━━━ Dataset extract ━━━

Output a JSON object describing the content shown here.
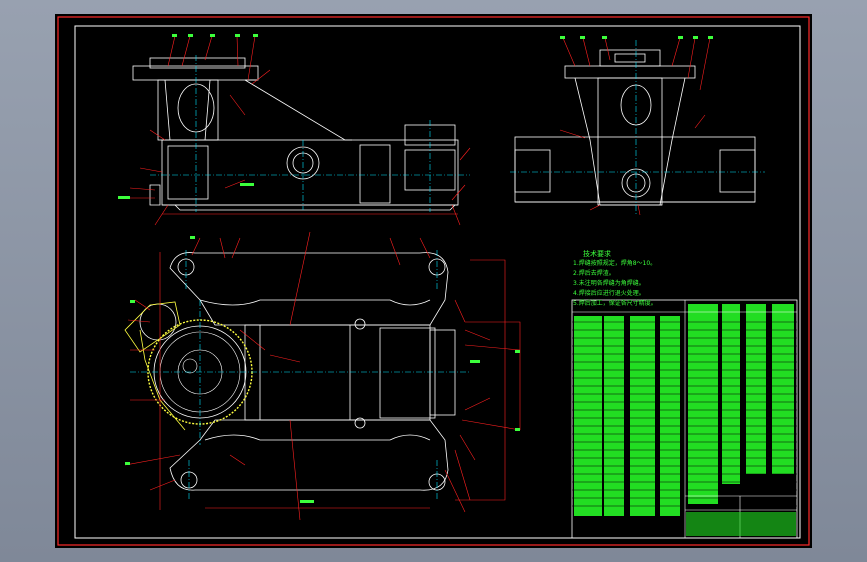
{
  "drawing": {
    "notes_title": "技术要求",
    "notes": [
      "1.焊缝按照规定，焊角8～10。",
      "2.焊后去焊渣。",
      "3.未注明各焊缝为角焊缝。",
      "4.焊接后应进行退火处理。",
      "5.焊后加工，保证各尺寸精度。"
    ]
  },
  "colors": {
    "background": "#000000",
    "frame": "#ffffff",
    "border_red": "#ff0000",
    "leader_red": "#ff2020",
    "geometry": "#ffffff",
    "centerline": "#00e5ff",
    "annotation": "#3cff3c",
    "hatch": "#ffff40"
  }
}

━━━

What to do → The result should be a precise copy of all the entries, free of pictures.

Result of this exercise →
Output a JSON object describing the content shown here.
{
  "drawing": {
    "notes_title": "技术要求",
    "notes": [
      "1.焊缝按照规定，焊角8～10。",
      "2.焊后去焊渣。",
      "3.未注明各焊缝为角焊缝。",
      "4.焊接后应进行退火处理。",
      "5.焊后加工，保证各尺寸精度。"
    ]
  },
  "colors": {
    "background": "#000000",
    "frame": "#ffffff",
    "border_red": "#ff0000",
    "leader_red": "#ff2020",
    "geometry": "#ffffff",
    "centerline": "#00e5ff",
    "annotation": "#3cff3c",
    "hatch": "#ffff40"
  }
}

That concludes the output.